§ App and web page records
------------------------
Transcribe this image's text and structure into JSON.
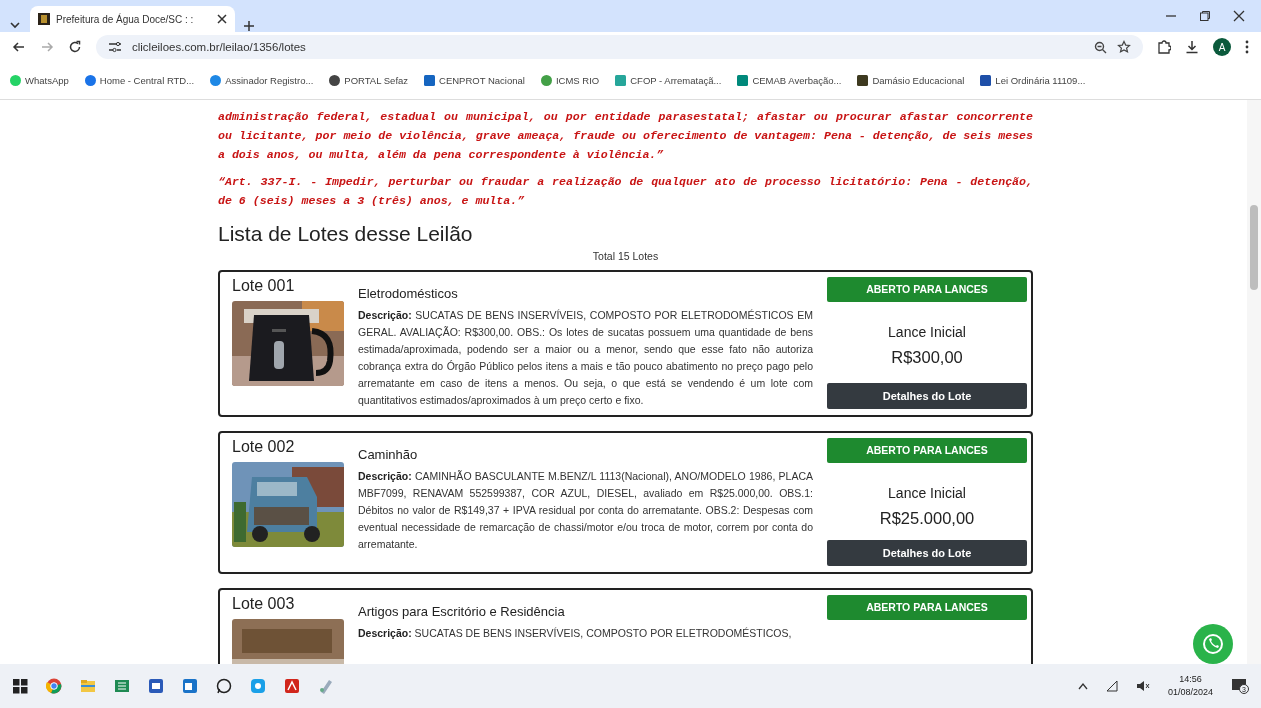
{
  "browser": {
    "tab_title": "Prefeitura de Água Doce/SC : :",
    "url": "clicleiloes.com.br/leilao/1356/lotes",
    "profile_initial": "A",
    "bookmarks": [
      {
        "label": "WhatsApp",
        "color": "#25d366"
      },
      {
        "label": "Home - Central RTD...",
        "color": "#1a73e8"
      },
      {
        "label": "Assinador Registro...",
        "color": "#1e88e5"
      },
      {
        "label": "PORTAL Sefaz",
        "color": "#444444"
      },
      {
        "label": "CENPROT Nacional",
        "color": "#1565c0"
      },
      {
        "label": "ICMS RIO",
        "color": "#43a047"
      },
      {
        "label": "CFOP - Arremataçã...",
        "color": "#26a69a"
      },
      {
        "label": "CEMAB Averbação...",
        "color": "#00897b"
      },
      {
        "label": "Damásio Educacional",
        "color": "#3e3a20"
      },
      {
        "label": "Lei Ordinária 11109...",
        "color": "#1e4fa8"
      }
    ]
  },
  "page": {
    "legal_paragraphs": [
      "administração federal, estadual ou municipal, ou por entidade parasestatal; afastar ou procurar afastar concorrente ou licitante, por meio de violência, grave ameaça, fraude ou oferecimento de vantagem: Pena - detenção, de seis meses a dois anos, ou multa, além da pena correspondente à violência.”",
      "“Art. 337-I. - Impedir, perturbar ou fraudar a realização de qualquer ato de processo licitatório: Pena - detenção, de 6 (seis) meses a 3 (três) anos, e multa.”"
    ],
    "heading": "Lista de Lotes desse Leilão",
    "total": "Total 15 Lotes",
    "lots": [
      {
        "number": "Lote 001",
        "title": "Eletrodomésticos",
        "description": "**Descrição:** SUCATAS DE BENS INSERVÍVEIS, COMPOSTO POR ELETRODOMÉSTICOS EM GERAL. AVALIAÇÃO: R$300,00. OBS.: Os lotes de sucatas possuem uma quantidade de bens estimada/aproximada, podendo ser a maior ou a menor, sendo que esse fato não autoriza cobrança extra do Órgão Público pelos itens a mais e tão pouco abatimento no preço pago pelo arrematante em caso de itens a menos. Ou seja, o que está se vendendo é um lote com quantitativos estimados/aproximados à um preço certo e fixo.",
        "status": "ABERTO PARA LANCES",
        "price_label": "Lance Inicial",
        "price": "R$300,00",
        "details_button": "Detalhes do Lote"
      },
      {
        "number": "Lote 002",
        "title": "Caminhão",
        "description": "**Descrição:** CAMINHÃO BASCULANTE M.BENZ/L 1113(Nacional), ANO/MODELO 1986, PLACA MBF7099, RENAVAM 552599387, COR AZUL, DIESEL, avaliado em R$25.000,00. OBS.1: Débitos no valor de R$149,37 + IPVA residual por conta do arrematante. OBS.2: Despesas com eventual necessidade de remarcação de chassi/motor e/ou troca de motor, correm por conta do arrematante.",
        "status": "ABERTO PARA LANCES",
        "price_label": "Lance Inicial",
        "price": "R$25.000,00",
        "details_button": "Detalhes do Lote"
      },
      {
        "number": "Lote 003",
        "title": "Artigos para Escritório e Residência",
        "description": "**Descrição:** SUCATAS DE BENS INSERVÍVEIS, COMPOSTO POR ELETRODOMÉSTICOS,",
        "status": "ABERTO PARA LANCES"
      }
    ]
  },
  "taskbar": {
    "time": "14:56",
    "date": "01/08/2024",
    "notifications": "3"
  }
}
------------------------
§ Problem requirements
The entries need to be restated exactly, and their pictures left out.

§ Answer box
Transcribe this image's text and structure into JSON.
{
  "browser": {
    "tab_title": "Prefeitura de Água Doce/SC : :",
    "url": "clicleiloes.com.br/leilao/1356/lotes",
    "profile_initial": "A",
    "bookmarks": [
      {
        "label": "WhatsApp",
        "color": "#25d366"
      },
      {
        "label": "Home - Central RTD...",
        "color": "#1a73e8"
      },
      {
        "label": "Assinador Registro...",
        "color": "#1e88e5"
      },
      {
        "label": "PORTAL Sefaz",
        "color": "#444444"
      },
      {
        "label": "CENPROT Nacional",
        "color": "#1565c0"
      },
      {
        "label": "ICMS RIO",
        "color": "#43a047"
      },
      {
        "label": "CFOP - Arremataçã...",
        "color": "#26a69a"
      },
      {
        "label": "CEMAB Averbação...",
        "color": "#00897b"
      },
      {
        "label": "Damásio Educacional",
        "color": "#3e3a20"
      },
      {
        "label": "Lei Ordinária 11109...",
        "color": "#1e4fa8"
      }
    ]
  },
  "page": {
    "legal_paragraphs": [
      "administração federal, estadual ou municipal, ou por entidade parasestatal; afastar ou procurar afastar concorrente ou licitante, por meio de violência, grave ameaça, fraude ou oferecimento de vantagem: Pena - detenção, de seis meses a dois anos, ou multa, além da pena correspondente à violência.”",
      "“Art. 337-I. - Impedir, perturbar ou fraudar a realização de qualquer ato de processo licitatório: Pena - detenção, de 6 (seis) meses a 3 (três) anos, e multa.”"
    ],
    "heading": "Lista de Lotes desse Leilão",
    "total": "Total 15 Lotes",
    "lots": [
      {
        "number": "Lote 001",
        "title": "Eletrodomésticos",
        "description": "**Descrição:** SUCATAS DE BENS INSERVÍVEIS, COMPOSTO POR ELETRODOMÉSTICOS EM GERAL. AVALIAÇÃO: R$300,00. OBS.: Os lotes de sucatas possuem uma quantidade de bens estimada/aproximada, podendo ser a maior ou a menor, sendo que esse fato não autoriza cobrança extra do Órgão Público pelos itens a mais e tão pouco abatimento no preço pago pelo arrematante em caso de itens a menos. Ou seja, o que está se vendendo é um lote com quantitativos estimados/aproximados à um preço certo e fixo.",
        "status": "ABERTO PARA LANCES",
        "price_label": "Lance Inicial",
        "price": "R$300,00",
        "details_button": "Detalhes do Lote"
      },
      {
        "number": "Lote 002",
        "title": "Caminhão",
        "description": "**Descrição:** CAMINHÃO BASCULANTE M.BENZ/L 1113(Nacional), ANO/MODELO 1986, PLACA MBF7099, RENAVAM 552599387, COR AZUL, DIESEL, avaliado em R$25.000,00. OBS.1: Débitos no valor de R$149,37 + IPVA residual por conta do arrematante. OBS.2: Despesas com eventual necessidade de remarcação de chassi/motor e/ou troca de motor, correm por conta do arrematante.",
        "status": "ABERTO PARA LANCES",
        "price_label": "Lance Inicial",
        "price": "R$25.000,00",
        "details_button": "Detalhes do Lote"
      },
      {
        "number": "Lote 003",
        "title": "Artigos para Escritório e Residência",
        "description": "**Descrição:** SUCATAS DE BENS INSERVÍVEIS, COMPOSTO POR ELETRODOMÉSTICOS,",
        "status": "ABERTO PARA LANCES"
      }
    ]
  },
  "taskbar": {
    "time": "14:56",
    "date": "01/08/2024",
    "notifications": "3"
  }
}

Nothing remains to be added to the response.